I want to begin with a short poem by the great Peruvian poet Cesar Vallejo, translated by Robert Bly:
Black Stone Lying On A White Stone
I will die in Paris, on a rainy day,
on some day I can already remember.
I will die in Paris—and I don’t step aside—
perhaps on a Thursday, as today is Thursday, in autumn.
It will be a Thursday, because today, Thursday, setting down
these lines, I have put my upper arm bones on
wrong, and never so much as today have I found myself
with all the road ahead of me, alone.
César Vallejo is dead. Everyone beat him
although he never does anything to them;
they beat him hard with a stick and hard also
with a rope. These are the witnesses:
the Thursdays, and the bones of my arms,
the solitude, and the rain, and the roads. . .
This poem has been much on my mind for several reasons. Vallejo wrote it in despair and weariness. As a Marxist poet living in exile in Paris he was hounded by the police, was frequently arrested and subjected to beatings. His is the true story of literary exile in Paris as opposed to the white privilege story of Hemingway and his circle. Hemingway’s crowd held no political positions and fought for no causes.
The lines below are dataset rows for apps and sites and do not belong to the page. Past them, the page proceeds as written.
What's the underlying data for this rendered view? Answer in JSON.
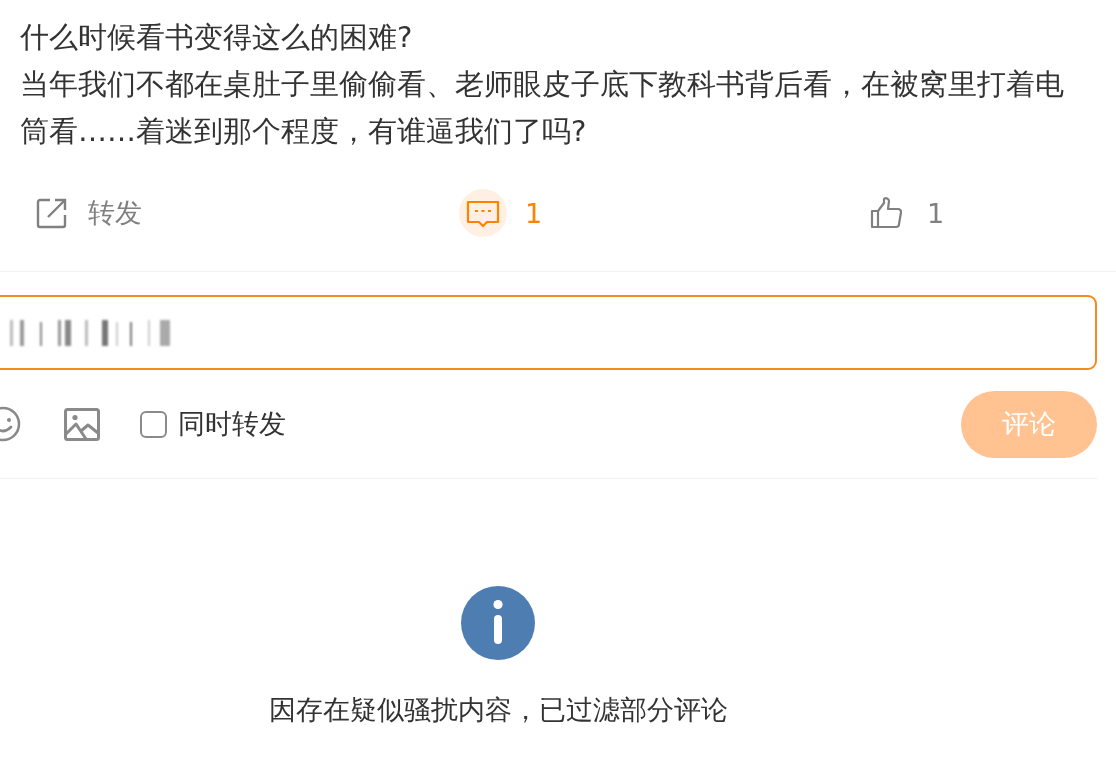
{
  "post": {
    "paragraphs": [
      "什么时候看书变得这么的困难?",
      "当年我们不都在桌肚子里偷偷看、老师眼皮子底下教科书背后看，在被窝里打着电筒看……着迷到那个程度，有谁逼我们了吗?"
    ]
  },
  "actions": [
    {
      "kind": "forward",
      "label": "转发",
      "selected": false
    },
    {
      "kind": "comment",
      "label": "1",
      "selected": true
    },
    {
      "kind": "like",
      "label": "1",
      "selected": false
    }
  ],
  "composer": {
    "input": {
      "focused": true
    },
    "sync_forward": {
      "label": "同时转发",
      "checked": false
    },
    "submit": {
      "label": "评论",
      "disabled": true
    }
  },
  "notice": {
    "text": "因存在疑似骚扰内容，已过滤部分评论"
  }
}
It’s also been in my thoughts because it’s about life inside the broken body which to my mind makes it a disability poem. His upper arm bones are wrong, his will can’t change the fact, and like so many cripples he finds himself alone. The only witnesses? The opaque and unfeeling days.
The third reason the poem’s been in my thoughts is that we’re living in a globalized police state now. From Minneapolis to Mumbai; from Atlanta to Ashgabat police violence is not just the norm, it’s welcomed by the ruling classes. This poem is about the toll this takes “on the inside”—what this does to “the inner life.”
The poet will die in Paris on a rainy day—a day he can already remember, for death by persecution really never ends.
It’s a brave poem. It skips the contemporary American penchant for lyric poems that sentimentalize the glories of nature or the joys of sex.
It’s a brave poem. There’s a hint of Orwell. (The jackboot that’s going to step on you throughout eternity.)
It’s a brave poem. Cesar Vallejo never does anything to anyone and they beat him for his very consciousness and his foreign appearance.
It’s a brave poem because he wrote it without sentimentally.
It is much on my mind.